Staff were forced to place large numbers of students in school auditoriums, despite the city’s discouragement of large-group gatherings for public health reasons. Some schools lack hot water, soap, and paper towels in student bathrooms, and though the district brought in some hand sanitizer, staff were alarmed that it contained no alcohol.

They also dealt with students nervous about a global pandemic.

“We are trying to answer kids’ questions but feel unable to fully calm their nerves or answer the questions they have related to school,” one elementary schoolteacher said. She declined to be identified, saying she feared retribution.

Teachers and other school staff expressed widespread frustration that some schools were open and others closed, and about how the message was communicated.

Some families whose children attend schools closed on Friday didn’t discover the closures until students showed up to locked buildings.

Charlie McGeehan, a teacher at the U School, a public school in North Philadelphia, was one of many educators who said they thought the decision to keep some schools open on Friday was “ridiculous.”

“Rather than an abundance of caution, we’re seeing an absence of reason and care,” McGeehan said on Twitter.

Other school staff said they thought the decision to keep most Philadelphia schools open Friday disregarded concerns about their health and the health of vulnerable Philadelphians.

After the call was made to close schools, some parents were relieved, but were wondering what the next two weeks would bring.

Students play in the courtyard outside Masterman during dismissal on Friday. They won't return to school until the end of the month, at the earliest, amid a coronavirus outbreak that forced school closures.
HEATHER KHALIFA / Staff Photographer
Students play in the courtyard outside Masterman during dismissal on Friday. They won't return to school until the end of the month, at the earliest, amid a coronavirus outbreak that forced school closures.

Tammy Murphy, 42, a public health professional who works from home in East Falls, said she supported the decision to shut schools for two weeks and said she’d rely on her background as a teacher to create lesson plans and keep her child, a fifth grader at Masterman, busy.

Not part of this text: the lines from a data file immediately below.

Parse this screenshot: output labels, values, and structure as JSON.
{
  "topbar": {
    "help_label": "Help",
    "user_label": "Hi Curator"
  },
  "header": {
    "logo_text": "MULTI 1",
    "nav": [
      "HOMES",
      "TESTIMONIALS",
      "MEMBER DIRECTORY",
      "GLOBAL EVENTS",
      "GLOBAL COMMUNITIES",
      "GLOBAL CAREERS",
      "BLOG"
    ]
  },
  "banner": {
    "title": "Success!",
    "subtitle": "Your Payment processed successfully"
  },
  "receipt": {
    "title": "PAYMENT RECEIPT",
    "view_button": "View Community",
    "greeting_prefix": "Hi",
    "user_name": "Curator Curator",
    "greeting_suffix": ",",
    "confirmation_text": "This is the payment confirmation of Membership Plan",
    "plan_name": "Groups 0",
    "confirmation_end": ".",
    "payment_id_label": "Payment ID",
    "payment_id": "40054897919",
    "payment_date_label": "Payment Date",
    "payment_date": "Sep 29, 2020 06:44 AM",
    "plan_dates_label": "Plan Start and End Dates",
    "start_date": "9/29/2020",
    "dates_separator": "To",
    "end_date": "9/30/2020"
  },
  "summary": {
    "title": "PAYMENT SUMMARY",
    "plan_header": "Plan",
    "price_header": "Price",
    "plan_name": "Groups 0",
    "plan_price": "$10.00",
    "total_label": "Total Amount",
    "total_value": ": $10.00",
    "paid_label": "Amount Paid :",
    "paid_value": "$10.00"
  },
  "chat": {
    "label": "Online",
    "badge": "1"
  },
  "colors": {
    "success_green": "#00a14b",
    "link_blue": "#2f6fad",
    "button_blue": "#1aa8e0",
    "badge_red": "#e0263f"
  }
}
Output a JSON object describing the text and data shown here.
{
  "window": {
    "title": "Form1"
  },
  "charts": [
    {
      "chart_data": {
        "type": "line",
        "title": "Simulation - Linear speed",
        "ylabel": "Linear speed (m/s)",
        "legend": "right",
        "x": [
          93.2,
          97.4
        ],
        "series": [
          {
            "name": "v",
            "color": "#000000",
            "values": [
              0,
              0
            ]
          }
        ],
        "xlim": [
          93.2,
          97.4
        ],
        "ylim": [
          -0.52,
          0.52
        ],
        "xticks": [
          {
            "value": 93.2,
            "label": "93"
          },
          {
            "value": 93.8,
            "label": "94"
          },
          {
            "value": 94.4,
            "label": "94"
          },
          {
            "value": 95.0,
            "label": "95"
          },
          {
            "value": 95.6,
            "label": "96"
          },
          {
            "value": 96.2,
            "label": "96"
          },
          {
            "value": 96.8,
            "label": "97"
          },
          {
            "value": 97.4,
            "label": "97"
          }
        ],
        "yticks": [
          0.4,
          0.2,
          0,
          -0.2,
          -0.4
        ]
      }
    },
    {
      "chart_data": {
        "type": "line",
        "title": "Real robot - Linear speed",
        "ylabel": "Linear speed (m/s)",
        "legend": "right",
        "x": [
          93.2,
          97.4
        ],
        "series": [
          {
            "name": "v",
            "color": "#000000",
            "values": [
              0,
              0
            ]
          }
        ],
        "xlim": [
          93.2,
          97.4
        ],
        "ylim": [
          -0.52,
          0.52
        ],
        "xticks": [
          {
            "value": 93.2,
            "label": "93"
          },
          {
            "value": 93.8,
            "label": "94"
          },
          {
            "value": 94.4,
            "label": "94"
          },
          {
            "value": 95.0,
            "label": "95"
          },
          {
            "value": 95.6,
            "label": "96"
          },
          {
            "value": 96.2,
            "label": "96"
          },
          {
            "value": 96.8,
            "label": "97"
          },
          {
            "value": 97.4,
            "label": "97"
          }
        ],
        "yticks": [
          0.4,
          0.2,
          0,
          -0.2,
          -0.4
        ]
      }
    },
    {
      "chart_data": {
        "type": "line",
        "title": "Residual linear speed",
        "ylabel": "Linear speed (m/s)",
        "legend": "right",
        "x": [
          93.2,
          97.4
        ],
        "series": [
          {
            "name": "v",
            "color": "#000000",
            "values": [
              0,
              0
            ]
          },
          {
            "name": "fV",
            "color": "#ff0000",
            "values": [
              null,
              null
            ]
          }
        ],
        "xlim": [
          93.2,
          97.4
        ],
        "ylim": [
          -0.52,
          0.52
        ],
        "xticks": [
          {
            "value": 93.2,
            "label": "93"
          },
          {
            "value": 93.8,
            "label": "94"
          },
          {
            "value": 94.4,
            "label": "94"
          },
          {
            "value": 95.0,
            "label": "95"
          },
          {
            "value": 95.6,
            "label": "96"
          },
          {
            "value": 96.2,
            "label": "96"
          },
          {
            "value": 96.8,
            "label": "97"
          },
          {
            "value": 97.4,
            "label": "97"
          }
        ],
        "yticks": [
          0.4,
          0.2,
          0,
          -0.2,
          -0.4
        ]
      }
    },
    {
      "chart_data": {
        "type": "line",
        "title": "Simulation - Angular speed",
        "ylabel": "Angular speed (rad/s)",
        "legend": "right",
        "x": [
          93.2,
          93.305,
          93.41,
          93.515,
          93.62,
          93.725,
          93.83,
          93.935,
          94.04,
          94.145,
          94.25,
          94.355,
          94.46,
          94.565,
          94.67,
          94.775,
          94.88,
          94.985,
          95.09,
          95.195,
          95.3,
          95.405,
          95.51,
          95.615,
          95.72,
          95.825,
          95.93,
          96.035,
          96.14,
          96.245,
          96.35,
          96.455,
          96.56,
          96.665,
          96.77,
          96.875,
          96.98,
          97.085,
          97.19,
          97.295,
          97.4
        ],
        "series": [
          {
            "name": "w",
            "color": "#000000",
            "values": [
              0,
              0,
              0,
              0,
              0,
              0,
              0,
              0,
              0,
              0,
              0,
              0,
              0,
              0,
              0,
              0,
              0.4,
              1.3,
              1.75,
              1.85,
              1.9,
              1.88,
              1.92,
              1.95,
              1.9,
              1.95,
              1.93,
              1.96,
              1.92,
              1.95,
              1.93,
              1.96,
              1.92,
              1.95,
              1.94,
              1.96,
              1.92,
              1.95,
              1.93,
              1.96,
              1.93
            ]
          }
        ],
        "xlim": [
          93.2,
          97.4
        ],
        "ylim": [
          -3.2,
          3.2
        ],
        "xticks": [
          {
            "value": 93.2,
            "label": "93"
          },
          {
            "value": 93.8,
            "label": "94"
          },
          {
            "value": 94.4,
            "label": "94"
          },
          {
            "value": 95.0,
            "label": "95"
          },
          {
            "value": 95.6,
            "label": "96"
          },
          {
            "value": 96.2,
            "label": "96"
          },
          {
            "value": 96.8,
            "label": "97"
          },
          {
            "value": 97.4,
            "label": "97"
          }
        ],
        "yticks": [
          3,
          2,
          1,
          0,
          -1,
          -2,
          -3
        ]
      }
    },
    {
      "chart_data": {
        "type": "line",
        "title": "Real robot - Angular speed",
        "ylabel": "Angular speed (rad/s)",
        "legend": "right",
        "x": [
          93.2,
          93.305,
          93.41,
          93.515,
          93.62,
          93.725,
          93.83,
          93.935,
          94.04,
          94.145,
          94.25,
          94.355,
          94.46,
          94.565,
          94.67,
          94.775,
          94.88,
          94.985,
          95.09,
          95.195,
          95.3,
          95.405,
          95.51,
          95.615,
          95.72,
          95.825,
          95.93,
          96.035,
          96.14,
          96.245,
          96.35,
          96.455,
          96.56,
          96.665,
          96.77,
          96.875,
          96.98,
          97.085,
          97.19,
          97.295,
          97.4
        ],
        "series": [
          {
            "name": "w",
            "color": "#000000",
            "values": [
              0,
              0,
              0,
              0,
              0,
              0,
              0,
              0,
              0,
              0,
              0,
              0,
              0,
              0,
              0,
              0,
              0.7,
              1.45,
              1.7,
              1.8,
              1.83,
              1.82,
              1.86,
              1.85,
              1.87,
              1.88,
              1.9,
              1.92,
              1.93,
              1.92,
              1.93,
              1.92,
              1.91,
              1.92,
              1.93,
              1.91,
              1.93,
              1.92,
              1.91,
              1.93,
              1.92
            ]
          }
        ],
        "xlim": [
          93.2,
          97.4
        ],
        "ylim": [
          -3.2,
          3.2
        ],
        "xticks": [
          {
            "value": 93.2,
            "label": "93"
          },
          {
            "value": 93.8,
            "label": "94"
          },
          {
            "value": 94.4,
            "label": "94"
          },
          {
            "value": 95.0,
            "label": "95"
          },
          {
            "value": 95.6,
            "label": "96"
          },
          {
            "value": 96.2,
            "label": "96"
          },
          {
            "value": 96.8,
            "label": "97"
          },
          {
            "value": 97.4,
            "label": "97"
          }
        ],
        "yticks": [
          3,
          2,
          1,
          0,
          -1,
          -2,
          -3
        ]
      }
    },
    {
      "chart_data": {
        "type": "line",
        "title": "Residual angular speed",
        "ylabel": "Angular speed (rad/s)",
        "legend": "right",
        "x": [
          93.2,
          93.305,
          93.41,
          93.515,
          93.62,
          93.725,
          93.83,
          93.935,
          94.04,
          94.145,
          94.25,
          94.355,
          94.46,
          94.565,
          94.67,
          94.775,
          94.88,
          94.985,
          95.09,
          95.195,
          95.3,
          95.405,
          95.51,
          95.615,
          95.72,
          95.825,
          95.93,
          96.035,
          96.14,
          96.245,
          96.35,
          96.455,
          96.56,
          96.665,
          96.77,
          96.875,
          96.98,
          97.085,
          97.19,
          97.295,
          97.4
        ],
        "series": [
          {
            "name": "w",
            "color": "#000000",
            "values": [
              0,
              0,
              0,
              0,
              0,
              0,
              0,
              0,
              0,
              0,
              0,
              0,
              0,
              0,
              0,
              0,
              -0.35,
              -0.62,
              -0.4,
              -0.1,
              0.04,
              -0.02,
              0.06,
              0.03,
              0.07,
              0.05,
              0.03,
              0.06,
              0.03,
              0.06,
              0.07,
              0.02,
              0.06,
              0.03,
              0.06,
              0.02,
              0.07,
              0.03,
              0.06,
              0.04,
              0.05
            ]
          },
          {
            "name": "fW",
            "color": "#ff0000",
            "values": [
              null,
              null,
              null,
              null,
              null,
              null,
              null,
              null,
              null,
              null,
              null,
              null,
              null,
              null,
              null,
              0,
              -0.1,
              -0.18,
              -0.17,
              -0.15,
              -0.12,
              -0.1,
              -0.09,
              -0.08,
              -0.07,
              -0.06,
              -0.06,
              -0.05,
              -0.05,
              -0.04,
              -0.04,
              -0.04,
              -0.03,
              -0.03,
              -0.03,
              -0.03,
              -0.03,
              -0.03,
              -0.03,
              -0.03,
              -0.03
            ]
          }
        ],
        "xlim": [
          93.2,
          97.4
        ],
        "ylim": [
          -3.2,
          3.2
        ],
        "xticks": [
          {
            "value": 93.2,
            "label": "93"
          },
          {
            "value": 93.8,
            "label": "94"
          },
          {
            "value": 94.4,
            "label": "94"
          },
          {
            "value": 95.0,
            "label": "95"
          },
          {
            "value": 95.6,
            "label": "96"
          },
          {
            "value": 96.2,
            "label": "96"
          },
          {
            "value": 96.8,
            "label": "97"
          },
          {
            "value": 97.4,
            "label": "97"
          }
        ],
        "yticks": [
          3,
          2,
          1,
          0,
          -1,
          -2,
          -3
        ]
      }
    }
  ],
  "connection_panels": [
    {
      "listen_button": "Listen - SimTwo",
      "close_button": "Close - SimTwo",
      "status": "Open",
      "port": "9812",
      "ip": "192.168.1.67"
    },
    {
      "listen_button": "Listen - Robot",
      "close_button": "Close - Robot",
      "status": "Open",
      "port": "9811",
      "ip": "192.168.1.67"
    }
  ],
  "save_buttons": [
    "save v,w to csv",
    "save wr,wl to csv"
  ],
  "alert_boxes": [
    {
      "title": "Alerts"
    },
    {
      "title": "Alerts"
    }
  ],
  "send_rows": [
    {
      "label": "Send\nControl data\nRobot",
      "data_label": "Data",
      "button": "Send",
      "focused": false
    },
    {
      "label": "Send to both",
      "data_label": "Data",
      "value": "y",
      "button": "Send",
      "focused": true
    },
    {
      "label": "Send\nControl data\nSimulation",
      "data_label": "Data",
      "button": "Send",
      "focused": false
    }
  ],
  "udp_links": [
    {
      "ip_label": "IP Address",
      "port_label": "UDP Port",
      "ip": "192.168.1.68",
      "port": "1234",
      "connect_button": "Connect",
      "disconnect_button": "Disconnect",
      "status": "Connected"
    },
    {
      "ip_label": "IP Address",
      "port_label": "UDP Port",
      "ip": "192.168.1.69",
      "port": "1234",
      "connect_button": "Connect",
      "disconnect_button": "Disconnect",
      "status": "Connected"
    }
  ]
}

But she did have some concerns.

“I’m used to quiet,” Murphy said. “My personal sanity is going to be challenged, for sure.… It’ll be an adjustment.”